(b) Give such information and upon request manually surrender such license to any police officer at the scene of the accident or who is investigating the accident; and
(c) Render to any person injured in such accident reasonable assistance, including the carrying, or the making of arrangements for the carrying, of such person to a physician, surgeon or hospital for medical or surgical treatment if it is apparent that such treatment is necessary, or if such carrying is requested by the injured person.
2. If no police officer is present, the driver of any vehicle involved in such accident after fulfilling all other requirements of subsection 1 and NRS 484.219, insofar as possible on his part to be performed, shall forthwith report such accident to the nearest office of a police authority or of the Nevada highway patrol and submit thereto the information specified in subsection 1.

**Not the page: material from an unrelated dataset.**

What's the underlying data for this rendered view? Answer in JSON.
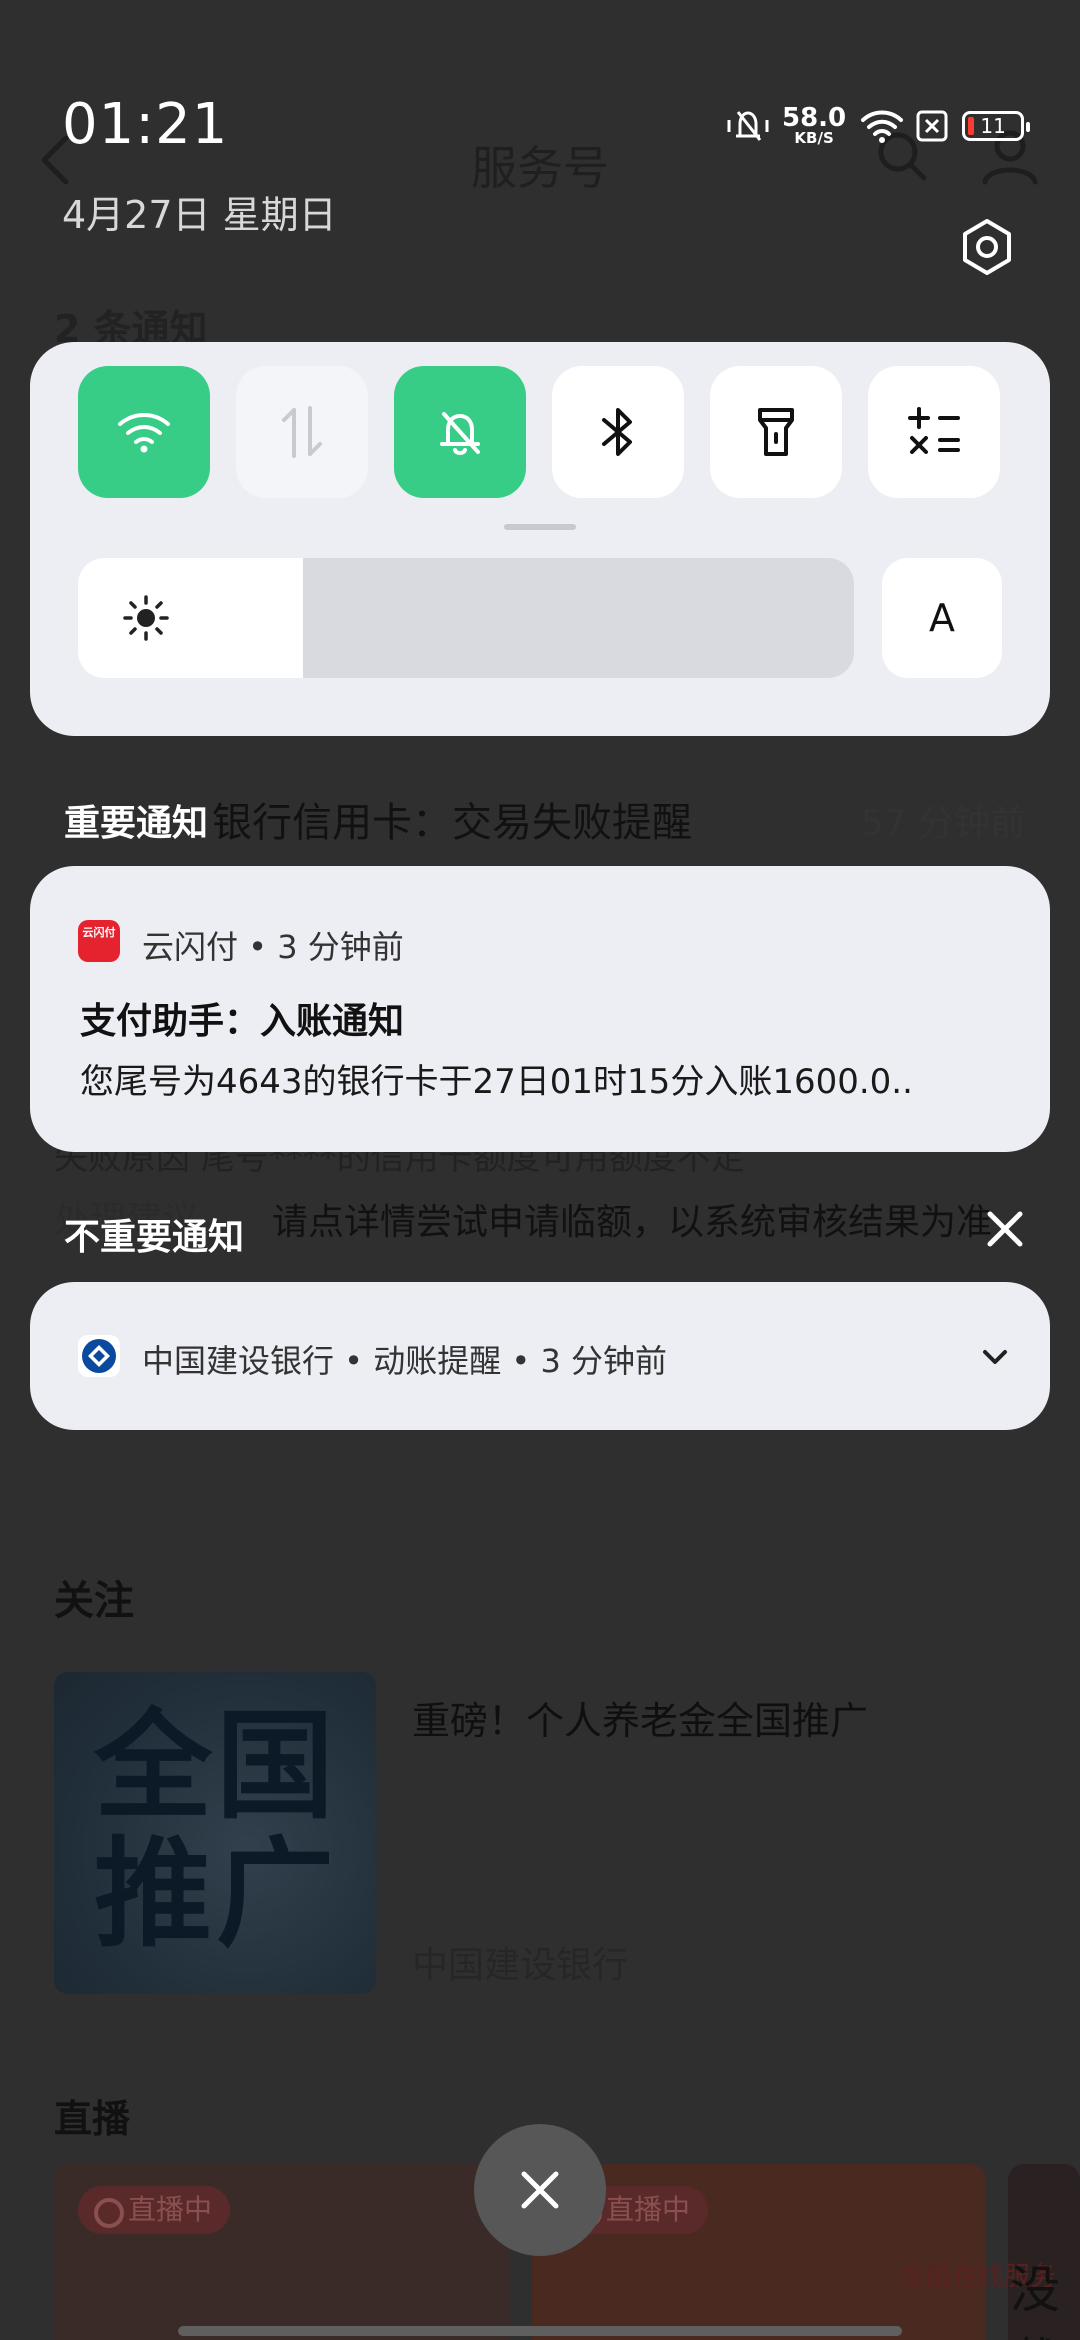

Only NRS 484.219 includes a provision making the failure to remain at the scene of an accident a crime. NRS 484.223 merely describes the duties of one involved in an accident, but the statute does not provide a sanction for failing to fulfill those duties. The only sanction is for leaving the scene of an accident before those duties are fulfilled. Violation of NRS 484.219 does not depend on the number of people injured. The Legislature has stated that the violation is simply leaving the scene of an accident. Since there was only one accident, and one "leaving," the statute allows only one charge of leaving the scene of an accident, regardless of the number of people involved. Counsel clearly should have raised this meritorious issue, and the failure to do so provided Firestone with ineffective assistance of counsel.

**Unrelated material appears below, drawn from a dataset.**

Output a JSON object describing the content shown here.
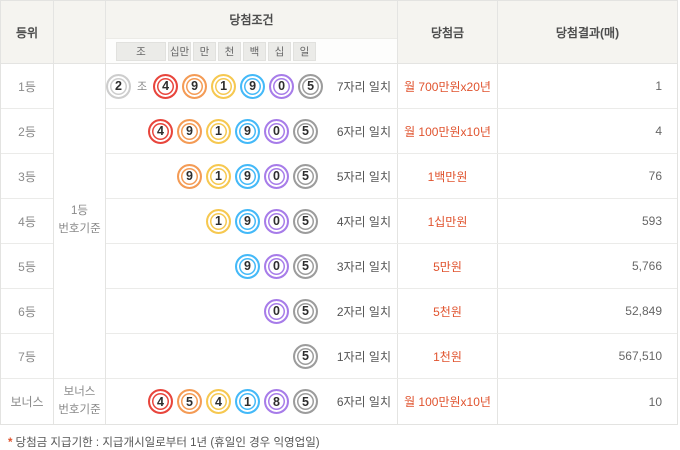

We therefore affirm the district court's order in part and reverse it in part. We remand this matter to the district court to vacate two of the convictions for leaving the scene of an accident and for any further proceedings consistent with this opinion.
AGOSTI, ROSE, BECKER and MAUPIN, JJ., concur.

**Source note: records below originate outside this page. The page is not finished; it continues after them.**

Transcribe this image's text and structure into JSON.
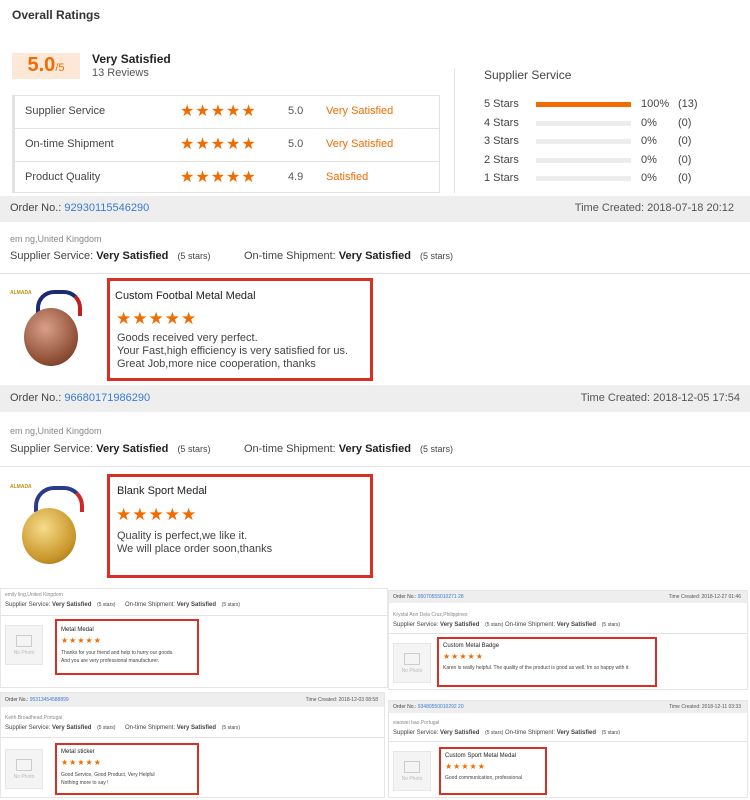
{
  "ratings": {
    "title": "Overall Ratings",
    "score": "5.0",
    "score_suffix": "/5",
    "overall_label": "Very Satisfied",
    "reviews": "13 Reviews",
    "criteria": [
      {
        "label": "Supplier Service",
        "stars": "★★★★★",
        "score": "5.0",
        "verdict": "Very Satisfied"
      },
      {
        "label": "On-time Shipment",
        "stars": "★★★★★",
        "score": "5.0",
        "verdict": "Very Satisfied"
      },
      {
        "label": "Product Quality",
        "stars": "★★★★★",
        "score": "4.9",
        "verdict": "Satisfied"
      }
    ],
    "breakdown_title": "Supplier Service",
    "breakdown": [
      {
        "label": "5 Stars",
        "pct": "100%",
        "count": "(13)",
        "fill": 1.0
      },
      {
        "label": "4 Stars",
        "pct": "0%",
        "count": "(0)",
        "fill": 0
      },
      {
        "label": "3 Stars",
        "pct": "0%",
        "count": "(0)",
        "fill": 0
      },
      {
        "label": "2 Stars",
        "pct": "0%",
        "count": "(0)",
        "fill": 0
      },
      {
        "label": "1 Stars",
        "pct": "0%",
        "count": "(0)",
        "fill": 0
      }
    ]
  },
  "orders": [
    {
      "order_label": "Order No.:",
      "order_no": "92930115546290",
      "time_label": "Time Created:",
      "time": "2018-07-18 20:12",
      "buyer": "em   ng,United Kingdom",
      "service_label": "Supplier Service:",
      "service_value": "Very Satisfied",
      "service_stars": "(5 stars)",
      "shipment_label": "On-time Shipment:",
      "shipment_value": "Very Satisfied",
      "shipment_stars": "(5 stars)",
      "product": "Custom Footbal Metal Medal",
      "review_stars": "★★★★★",
      "review": [
        "Goods received very perfect.",
        "Your Fast,high efficiency is very satisfied for us.",
        "Great Job,more nice cooperation, thanks"
      ],
      "thumb_brand": "ALMADA"
    },
    {
      "order_label": "Order No.:",
      "order_no": "96680171986290",
      "time_label": "Time Created:",
      "time": "2018-12-05 17:54",
      "buyer": "em   ng,United Kingdom",
      "service_label": "Supplier Service:",
      "service_value": "Very Satisfied",
      "service_stars": "(5 stars)",
      "shipment_label": "On-time Shipment:",
      "shipment_value": "Very Satisfied",
      "shipment_stars": "(5 stars)",
      "product": "Blank Sport Medal",
      "review_stars": "★★★★★",
      "review": [
        "Quality is perfect,we like it.",
        "We will place order soon,thanks"
      ],
      "thumb_brand": "ALMADA"
    }
  ],
  "mini": [
    {
      "order_no": "",
      "time": "",
      "buyer": "emily ling,United Kingdom",
      "service_label": "Supplier Service:",
      "service_value": "Very Satisfied",
      "service_stars": "(5 stars)",
      "shipment_label": "On-time Shipment:",
      "shipment_value": "Very Satisfied",
      "shipment_stars": "(5 stars)",
      "product": "Metal Medal",
      "review_stars": "★★★★★",
      "review": [
        "Thanks for your friend and help to hurry our goods.",
        "And you are very professional manufacturer."
      ],
      "no_photo": "No Photo"
    },
    {
      "order_label": "Order No.:",
      "order_no": "95070555010271 28",
      "time_label": "Time Created:",
      "time": "2018-12-27 01:46",
      "buyer": "Krystal Ann Dela Cruz,Philippines",
      "service_label": "Supplier Service:",
      "service_value": "Very Satisfied",
      "service_stars": "(5 stars)",
      "shipment_label": "On-time Shipment:",
      "shipment_value": "Very Satisfied",
      "shipment_stars": "(5 stars)",
      "product": "Custom Metal Badge",
      "review_stars": "★★★★★",
      "review": [
        "Karen is really helpful. The quality of the product is good as well. Im so happy with it."
      ],
      "no_photo": "No Photo"
    },
    {
      "order_label": "Order No.:",
      "order_no": "95313454588899",
      "time_label": "Time Created:",
      "time": "2018-12-03 08:58",
      "buyer": "Keith Broadhead,Portugal",
      "service_label": "Supplier Service:",
      "service_value": "Very Satisfied",
      "service_stars": "(5 stars)",
      "shipment_label": "On-time Shipment:",
      "shipment_value": "Very Satisfied",
      "shipment_stars": "(5 stars)",
      "product": "Metal sticker",
      "review_stars": "★★★★★",
      "review": [
        "Good Service, Good Product, Very Helpful",
        "Nothing more to say !"
      ],
      "no_photo": "No Photo"
    },
    {
      "order_label": "Order No.:",
      "order_no": "93480550010292 20",
      "time_label": "Time Created:",
      "time": "2018-12-11 03:33",
      "buyer": "xiaowei bao,Portugal",
      "service_label": "Supplier Service:",
      "service_value": "Very Satisfied",
      "service_stars": "(5 stars)",
      "shipment_label": "On-time Shipment:",
      "shipment_value": "Very Satisfied",
      "shipment_stars": "(5 stars)",
      "product": "Custom Sport Metal Medal",
      "review_stars": "★★★★★",
      "review": [
        "Good communication, professional"
      ],
      "no_photo": "No Photo"
    }
  ],
  "colors": {
    "accent": "#f06c00",
    "link": "#3a7bd5",
    "highlight": "#d93025"
  }
}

I respectfully disagree with the majority. In accidents involving drunk driving, we have long established the rule "that a course of conduct resulting in harm to multiple victims gives rise to multiple charges of the offense." Although this case does not involve the drunk driving statute, NRS 484.3795, it involves the same societal interests. The Legislature was concerned with minimizing the injuries in drunk driving accidents when it enacted NRS 484.3795. The same is true for violations of NRS 484.219. The Legislature's motive for enacting both statutes was to protect citizens. This is evidenced by the reference in NRS 484.219 to NRS 484.223, which places a duty on the driver to provide information and give aid.
Since we have upheld multiple convictions based on multiple victims in a drunk driving accident, we should uphold multiple convictions based on multiple victims here as well. Because the Legislature enacted NRS 484.219 for the purpose of protecting the public in the same manner as NRS 484.3795, there should be a separate count for each victim. We should follow established precedent and use the same analogy in this case. Firestone caused a head-on collision which directly injured three individuals. NRS 484.219(1) requires that "[t]he driver of any vehicle involved in an accident on a highway . . . resulting in bodily injury . . . shall remain at the scene of the accident." NRS 484.219 also requires the driver to comply with NRS 484.223 to give information and render aid. Firestone did not comply with the statute because he immediately left the scene of the accident. Firestone did not give the victims any information, nor did he provide needed aid to those suffering from injuries that he caused. A jury found him guilty on three counts of violating NRS 484.219. Firestone's convictions should be upheld in the interest of protecting the public and serving justice. Therefore, I would affirm the order of the district court denying post-conviction relief.